(The availability of instantiation as part of the machinery of propositional calculus avoids the need for metavariables within the language of propositional calculus, since ordinary propositional variables can be considered within the language to denote arbitrary propositions. The metavariables themselves are outside the reach of instantiation, not being part of the language of propositional calculus but rather part of the same language for talking about it that this sentence is written in, where we need to be able to distinguish propositional variables and their instantiations as being distinct syntactic entities.)
Of course, it is possible to code more than two symbols in any given medium. For example, one might use respectively 0, 1, 2, and 3 volts to code a four-symbol alphabet on a wire, or holes of different sizes in a punched card. In practice, the tight constraints of high speed, small size, and low power combine to make noise a major factor. This makes it hard to distinguish between symbols when there are several possible symbols that could occur at a single site. Rather than attempting to distinguish between four voltages on one wire, digital designers have settled on two voltages per wire, high and low.
Other areas where two values is a good choice are the law and mathematics. In everyday relaxed conversation, nuanced or complex answers such as "maybe" or "only on the weekend" are acceptable. In more focused situations such as a court of law or theorem-based mathematics however it is deemed advantageous to frame questions so as to admit a simple yes-or-no answer—is the defendant guilty or not guilty, is the proposition true or false—and to disallow any other answer. However much of a straitjacket this might prove in practice for the respondent, the principle of the simple yes-no question has become a central feature of both judicial and mathematical logic, making two-valued logic deserving of organization and study in its own right.

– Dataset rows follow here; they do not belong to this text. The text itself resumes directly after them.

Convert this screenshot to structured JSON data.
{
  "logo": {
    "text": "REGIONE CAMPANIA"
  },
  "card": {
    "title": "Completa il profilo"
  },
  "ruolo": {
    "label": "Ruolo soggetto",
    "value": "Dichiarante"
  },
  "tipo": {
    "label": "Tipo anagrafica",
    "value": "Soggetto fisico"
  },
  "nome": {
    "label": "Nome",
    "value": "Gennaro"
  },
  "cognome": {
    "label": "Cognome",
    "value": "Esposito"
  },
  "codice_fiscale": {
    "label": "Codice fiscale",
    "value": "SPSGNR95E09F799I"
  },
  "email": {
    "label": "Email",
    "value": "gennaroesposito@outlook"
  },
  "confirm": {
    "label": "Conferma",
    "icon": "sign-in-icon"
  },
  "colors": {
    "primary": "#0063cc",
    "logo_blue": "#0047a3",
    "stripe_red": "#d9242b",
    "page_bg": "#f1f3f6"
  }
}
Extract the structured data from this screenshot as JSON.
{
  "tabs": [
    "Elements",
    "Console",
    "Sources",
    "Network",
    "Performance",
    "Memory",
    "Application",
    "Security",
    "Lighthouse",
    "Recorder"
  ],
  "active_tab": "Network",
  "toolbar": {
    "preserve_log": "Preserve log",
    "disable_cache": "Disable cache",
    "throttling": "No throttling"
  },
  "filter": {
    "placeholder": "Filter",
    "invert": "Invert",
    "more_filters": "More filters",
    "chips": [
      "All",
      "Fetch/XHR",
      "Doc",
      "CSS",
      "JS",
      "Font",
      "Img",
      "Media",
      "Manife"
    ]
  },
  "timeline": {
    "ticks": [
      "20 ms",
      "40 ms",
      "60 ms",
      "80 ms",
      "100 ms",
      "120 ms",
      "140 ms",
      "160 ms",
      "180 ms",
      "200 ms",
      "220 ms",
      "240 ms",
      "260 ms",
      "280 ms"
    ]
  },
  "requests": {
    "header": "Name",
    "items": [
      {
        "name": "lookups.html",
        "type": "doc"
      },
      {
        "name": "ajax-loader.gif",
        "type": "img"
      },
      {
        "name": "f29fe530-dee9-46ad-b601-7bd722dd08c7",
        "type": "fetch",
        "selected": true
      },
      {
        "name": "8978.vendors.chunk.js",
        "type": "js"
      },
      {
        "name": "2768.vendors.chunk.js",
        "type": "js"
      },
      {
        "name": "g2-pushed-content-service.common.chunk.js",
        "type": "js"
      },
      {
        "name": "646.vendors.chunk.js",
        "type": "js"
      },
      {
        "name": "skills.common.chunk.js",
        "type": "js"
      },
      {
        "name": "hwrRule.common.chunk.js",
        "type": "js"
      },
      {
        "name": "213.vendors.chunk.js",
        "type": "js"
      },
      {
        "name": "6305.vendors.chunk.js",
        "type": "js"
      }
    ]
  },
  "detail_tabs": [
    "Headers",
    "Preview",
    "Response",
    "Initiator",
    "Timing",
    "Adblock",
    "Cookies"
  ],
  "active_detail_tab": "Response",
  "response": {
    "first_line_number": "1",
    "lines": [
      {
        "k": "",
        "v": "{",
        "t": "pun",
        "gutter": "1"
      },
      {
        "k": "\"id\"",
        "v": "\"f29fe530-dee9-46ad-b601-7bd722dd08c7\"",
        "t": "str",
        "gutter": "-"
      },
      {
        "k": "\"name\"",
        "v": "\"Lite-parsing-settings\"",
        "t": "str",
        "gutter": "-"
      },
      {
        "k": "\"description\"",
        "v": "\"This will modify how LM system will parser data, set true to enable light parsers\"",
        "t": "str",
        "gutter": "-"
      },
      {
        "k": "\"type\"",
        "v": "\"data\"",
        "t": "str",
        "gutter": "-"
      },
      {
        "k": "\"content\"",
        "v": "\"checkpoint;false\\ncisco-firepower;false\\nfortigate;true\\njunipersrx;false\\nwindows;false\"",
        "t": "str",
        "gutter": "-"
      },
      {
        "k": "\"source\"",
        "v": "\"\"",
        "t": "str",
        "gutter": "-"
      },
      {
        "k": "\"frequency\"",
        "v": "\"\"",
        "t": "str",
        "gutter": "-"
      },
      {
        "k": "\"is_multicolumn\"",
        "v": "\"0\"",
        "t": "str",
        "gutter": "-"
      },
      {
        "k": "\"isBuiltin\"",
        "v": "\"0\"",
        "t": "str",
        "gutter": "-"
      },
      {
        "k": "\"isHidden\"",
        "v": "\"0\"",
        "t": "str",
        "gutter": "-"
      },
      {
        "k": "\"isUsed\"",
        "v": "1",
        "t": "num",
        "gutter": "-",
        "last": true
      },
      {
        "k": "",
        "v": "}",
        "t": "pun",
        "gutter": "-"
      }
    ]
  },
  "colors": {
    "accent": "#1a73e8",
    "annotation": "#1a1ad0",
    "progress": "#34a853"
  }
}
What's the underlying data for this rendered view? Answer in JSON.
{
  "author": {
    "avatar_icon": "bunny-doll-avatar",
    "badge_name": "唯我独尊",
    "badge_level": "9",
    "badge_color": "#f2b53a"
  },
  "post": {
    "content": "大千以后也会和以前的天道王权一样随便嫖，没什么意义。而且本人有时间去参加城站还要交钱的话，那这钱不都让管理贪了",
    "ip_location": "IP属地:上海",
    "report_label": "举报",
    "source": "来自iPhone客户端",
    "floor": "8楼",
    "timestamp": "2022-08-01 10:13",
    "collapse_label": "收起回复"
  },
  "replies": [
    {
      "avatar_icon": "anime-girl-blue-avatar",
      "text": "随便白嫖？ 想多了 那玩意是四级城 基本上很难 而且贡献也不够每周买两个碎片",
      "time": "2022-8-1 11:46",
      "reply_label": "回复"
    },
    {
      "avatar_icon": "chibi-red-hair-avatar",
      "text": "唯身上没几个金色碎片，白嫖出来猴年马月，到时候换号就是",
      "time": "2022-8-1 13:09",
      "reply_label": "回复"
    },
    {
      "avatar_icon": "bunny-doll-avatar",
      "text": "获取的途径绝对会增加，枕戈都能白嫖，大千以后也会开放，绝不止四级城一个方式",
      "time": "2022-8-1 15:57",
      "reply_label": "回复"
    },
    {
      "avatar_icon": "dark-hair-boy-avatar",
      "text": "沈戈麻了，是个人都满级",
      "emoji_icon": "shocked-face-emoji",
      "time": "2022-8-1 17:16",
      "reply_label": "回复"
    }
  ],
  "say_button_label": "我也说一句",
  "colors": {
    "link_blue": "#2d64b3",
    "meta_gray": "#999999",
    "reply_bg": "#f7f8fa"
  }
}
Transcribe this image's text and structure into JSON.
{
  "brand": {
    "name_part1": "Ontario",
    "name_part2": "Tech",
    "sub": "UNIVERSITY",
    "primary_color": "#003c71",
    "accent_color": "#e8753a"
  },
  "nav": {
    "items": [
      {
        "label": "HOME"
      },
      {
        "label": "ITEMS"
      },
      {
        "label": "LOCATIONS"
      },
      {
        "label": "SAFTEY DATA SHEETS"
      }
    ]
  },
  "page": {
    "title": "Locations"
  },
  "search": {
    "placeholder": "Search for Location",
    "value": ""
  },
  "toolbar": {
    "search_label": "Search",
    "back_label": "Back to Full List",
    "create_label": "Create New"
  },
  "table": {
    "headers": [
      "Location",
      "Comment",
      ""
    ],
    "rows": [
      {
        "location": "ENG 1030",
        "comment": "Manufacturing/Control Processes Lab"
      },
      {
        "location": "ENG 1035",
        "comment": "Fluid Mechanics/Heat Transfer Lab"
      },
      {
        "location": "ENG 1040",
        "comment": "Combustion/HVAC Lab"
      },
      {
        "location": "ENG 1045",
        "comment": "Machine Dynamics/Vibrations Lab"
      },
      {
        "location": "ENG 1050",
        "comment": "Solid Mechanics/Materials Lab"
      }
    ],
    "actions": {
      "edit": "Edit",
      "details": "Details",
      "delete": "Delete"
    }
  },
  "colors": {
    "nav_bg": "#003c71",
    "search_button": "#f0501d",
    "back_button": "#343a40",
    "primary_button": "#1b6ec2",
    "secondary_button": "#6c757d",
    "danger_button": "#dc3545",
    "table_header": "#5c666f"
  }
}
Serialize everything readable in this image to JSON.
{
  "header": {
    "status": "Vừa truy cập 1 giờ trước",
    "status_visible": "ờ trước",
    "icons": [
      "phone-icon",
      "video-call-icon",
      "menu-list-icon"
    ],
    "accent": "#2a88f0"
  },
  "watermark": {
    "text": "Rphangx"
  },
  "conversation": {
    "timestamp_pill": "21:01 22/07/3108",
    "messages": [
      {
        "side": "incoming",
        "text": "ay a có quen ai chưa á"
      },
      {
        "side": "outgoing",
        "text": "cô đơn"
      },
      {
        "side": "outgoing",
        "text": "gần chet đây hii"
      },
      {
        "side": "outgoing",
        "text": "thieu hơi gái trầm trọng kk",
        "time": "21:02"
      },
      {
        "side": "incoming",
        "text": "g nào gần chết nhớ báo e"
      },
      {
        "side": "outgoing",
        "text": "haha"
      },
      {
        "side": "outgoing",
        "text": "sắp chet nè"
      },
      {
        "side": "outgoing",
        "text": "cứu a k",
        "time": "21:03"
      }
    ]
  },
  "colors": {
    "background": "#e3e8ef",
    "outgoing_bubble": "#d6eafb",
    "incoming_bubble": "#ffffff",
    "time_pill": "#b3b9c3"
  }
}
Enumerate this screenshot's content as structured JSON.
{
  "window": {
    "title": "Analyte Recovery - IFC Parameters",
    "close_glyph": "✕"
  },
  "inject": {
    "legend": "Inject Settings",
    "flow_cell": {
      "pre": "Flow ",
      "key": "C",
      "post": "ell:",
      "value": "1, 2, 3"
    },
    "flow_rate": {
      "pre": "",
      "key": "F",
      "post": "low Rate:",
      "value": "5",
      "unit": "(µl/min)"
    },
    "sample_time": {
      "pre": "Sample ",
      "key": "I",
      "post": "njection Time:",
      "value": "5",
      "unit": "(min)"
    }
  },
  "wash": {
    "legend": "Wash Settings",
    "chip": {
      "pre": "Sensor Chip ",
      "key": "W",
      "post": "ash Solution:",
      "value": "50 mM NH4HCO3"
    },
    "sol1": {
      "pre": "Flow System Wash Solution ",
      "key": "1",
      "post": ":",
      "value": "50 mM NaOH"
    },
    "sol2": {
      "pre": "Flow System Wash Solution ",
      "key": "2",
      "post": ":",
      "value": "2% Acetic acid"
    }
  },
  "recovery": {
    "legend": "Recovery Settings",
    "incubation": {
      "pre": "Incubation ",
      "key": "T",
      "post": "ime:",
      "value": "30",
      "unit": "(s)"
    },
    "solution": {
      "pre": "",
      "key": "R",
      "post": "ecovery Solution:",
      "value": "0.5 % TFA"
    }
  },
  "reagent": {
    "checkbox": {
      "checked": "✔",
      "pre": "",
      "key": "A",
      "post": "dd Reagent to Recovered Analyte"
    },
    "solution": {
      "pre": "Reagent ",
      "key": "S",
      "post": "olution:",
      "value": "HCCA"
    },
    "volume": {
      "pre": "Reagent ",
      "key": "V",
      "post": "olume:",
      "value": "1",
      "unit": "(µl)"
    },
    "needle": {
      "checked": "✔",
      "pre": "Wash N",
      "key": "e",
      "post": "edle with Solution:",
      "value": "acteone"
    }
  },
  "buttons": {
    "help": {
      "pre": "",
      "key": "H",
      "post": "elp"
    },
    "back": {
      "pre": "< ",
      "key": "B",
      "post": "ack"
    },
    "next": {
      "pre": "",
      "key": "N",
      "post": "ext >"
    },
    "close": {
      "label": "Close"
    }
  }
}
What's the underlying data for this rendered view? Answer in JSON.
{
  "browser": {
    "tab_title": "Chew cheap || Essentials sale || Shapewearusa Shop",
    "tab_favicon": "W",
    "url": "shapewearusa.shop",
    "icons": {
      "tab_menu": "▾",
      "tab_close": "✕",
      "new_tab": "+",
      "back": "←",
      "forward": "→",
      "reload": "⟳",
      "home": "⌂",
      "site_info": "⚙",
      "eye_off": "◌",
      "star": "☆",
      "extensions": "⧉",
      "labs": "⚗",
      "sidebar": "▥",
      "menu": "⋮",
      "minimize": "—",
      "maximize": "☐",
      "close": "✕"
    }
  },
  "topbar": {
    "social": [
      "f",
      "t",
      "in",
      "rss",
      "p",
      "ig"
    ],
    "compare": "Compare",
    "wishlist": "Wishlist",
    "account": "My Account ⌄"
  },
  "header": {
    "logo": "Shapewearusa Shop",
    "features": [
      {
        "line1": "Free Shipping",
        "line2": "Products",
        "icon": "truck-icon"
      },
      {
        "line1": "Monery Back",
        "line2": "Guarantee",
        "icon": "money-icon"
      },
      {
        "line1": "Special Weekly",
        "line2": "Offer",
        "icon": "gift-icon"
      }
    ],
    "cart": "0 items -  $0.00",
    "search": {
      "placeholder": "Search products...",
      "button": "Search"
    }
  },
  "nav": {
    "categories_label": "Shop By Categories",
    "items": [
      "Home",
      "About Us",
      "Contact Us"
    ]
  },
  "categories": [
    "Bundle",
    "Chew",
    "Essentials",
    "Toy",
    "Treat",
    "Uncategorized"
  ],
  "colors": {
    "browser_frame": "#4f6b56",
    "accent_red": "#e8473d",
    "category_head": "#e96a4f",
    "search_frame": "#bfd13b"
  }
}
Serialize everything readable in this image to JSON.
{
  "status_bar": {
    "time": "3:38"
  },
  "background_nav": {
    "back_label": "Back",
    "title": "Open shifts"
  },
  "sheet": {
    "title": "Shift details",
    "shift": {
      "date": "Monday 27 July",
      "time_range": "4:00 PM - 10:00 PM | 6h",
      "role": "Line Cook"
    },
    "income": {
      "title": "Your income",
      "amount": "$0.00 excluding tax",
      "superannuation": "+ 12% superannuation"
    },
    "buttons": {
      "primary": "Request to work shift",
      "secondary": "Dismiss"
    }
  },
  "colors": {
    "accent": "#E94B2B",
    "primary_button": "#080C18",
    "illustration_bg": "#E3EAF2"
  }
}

A central concept of set theory is membership. Now an organization may permit multiple degrees of membership, such as novice, associate, and full. With sets however an element is either in or out. The candidates for membership in a set work just like the wires in a digital computer: each candidate is either a member or a nonmember, just as each wire is either high or low.
Algebra being a fundamental tool in any area amenable to mathematical treatment, these considerations combine to make the algebra of two values of fundamental importance to computer hardware, mathematical logic, and set theory.
The original application for Boolean operations was mathematical logic, where it combines the truth values, true or false, of individual formulas.